CD: It's a great song. So there are more sessions somewhere--from that era?
CS: Yeah, they're probably thrown away.
CD: That's too bad.
CS: Yeah There was a really great version that Alex did of this old song, "I'm Your Handy Man." [by Otis Blackwell and Jimmy Jones] We worked on it all day and thought it came out great. I know it's a crazy choice. But really sang the hell out of it, and we were so excited about this crazy cover and we're driving back in the middle of the night in Connecticut, and, lo and behold, James Taylor's version came on the radio ... and well there goes that. Fame and fortune dashed!
DD: Do you still enjoying getting out there?
CS: Yeah. It's great to play with Anton. I've had the best musicians ... It's been fantastic.
CD: You haven't toured much, obviously, in the past 10-12 years, how have things changed in that time?

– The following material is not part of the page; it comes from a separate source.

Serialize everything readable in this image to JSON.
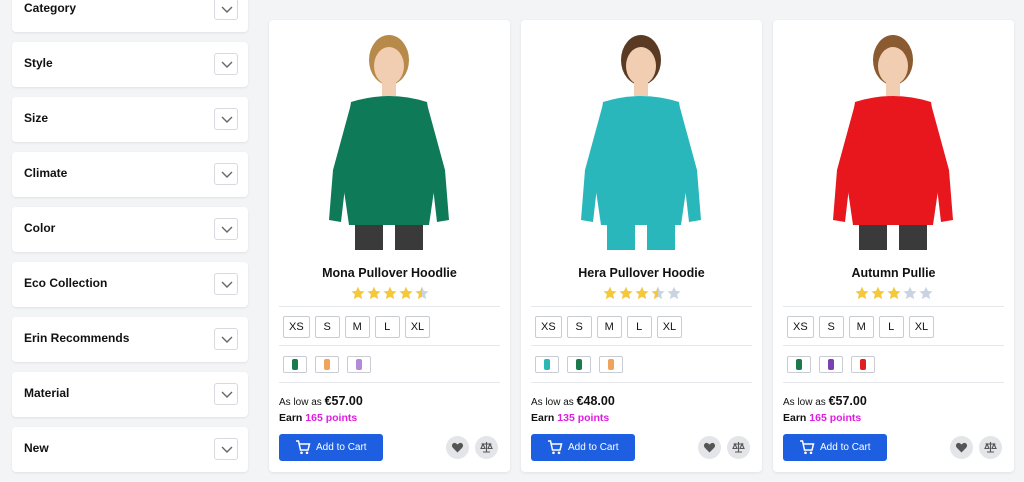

CS: Well, cell phones have made a huge difference. And Mapquest! The clubs haven't changed much.
CD: As far as like the whole MP3 phenomenon, and changes and shifts of the paradigms of the record industry, how important is it to tour these days? About the same as it always was? Or is it a different kind of a game?
CS: I think they think that you get press related to a record if you're touring.
DD: Well that's the way the publicists have it set up as they shoot stuff out before people come through town. So it seems to be built in. I'm not sure it has to be that way. But I would think that touring would become more and more important with the paradigm shift that Chris had mentioned.
CS: I don't know. I only know it from my perspective
CD: The only reason I'm asking is that [is that the last time I toured as a sideman] there were way too many shows with 10 people...
CS: I used to go up to New York in the summer. Mitch's dad worked up
there and had an apartment in Greenwich Village, and there were a couple
of summers where I went up and saw Television playing over at CBGB's and
there was nobody there. I mean, the dog, and Patti Smith was there one
of the nights--but it was like four people. I took so much out of that.
It seemed very brave and very musical and it was fantastic that they just
didn't say, "Nah, nobody's here. Let's play this song--and make a
joke out of it. That really influenced me. My bassist John [Chumbris]
was talking about seeing Freddie King in Washington. The same thing--there
was almost nobody at the show and it was no holds barred fantastic. Last
night in Milwaukee--nobody knew we were playing, and, I don't know, there
were 10 people there, but it was really a wonderful experience...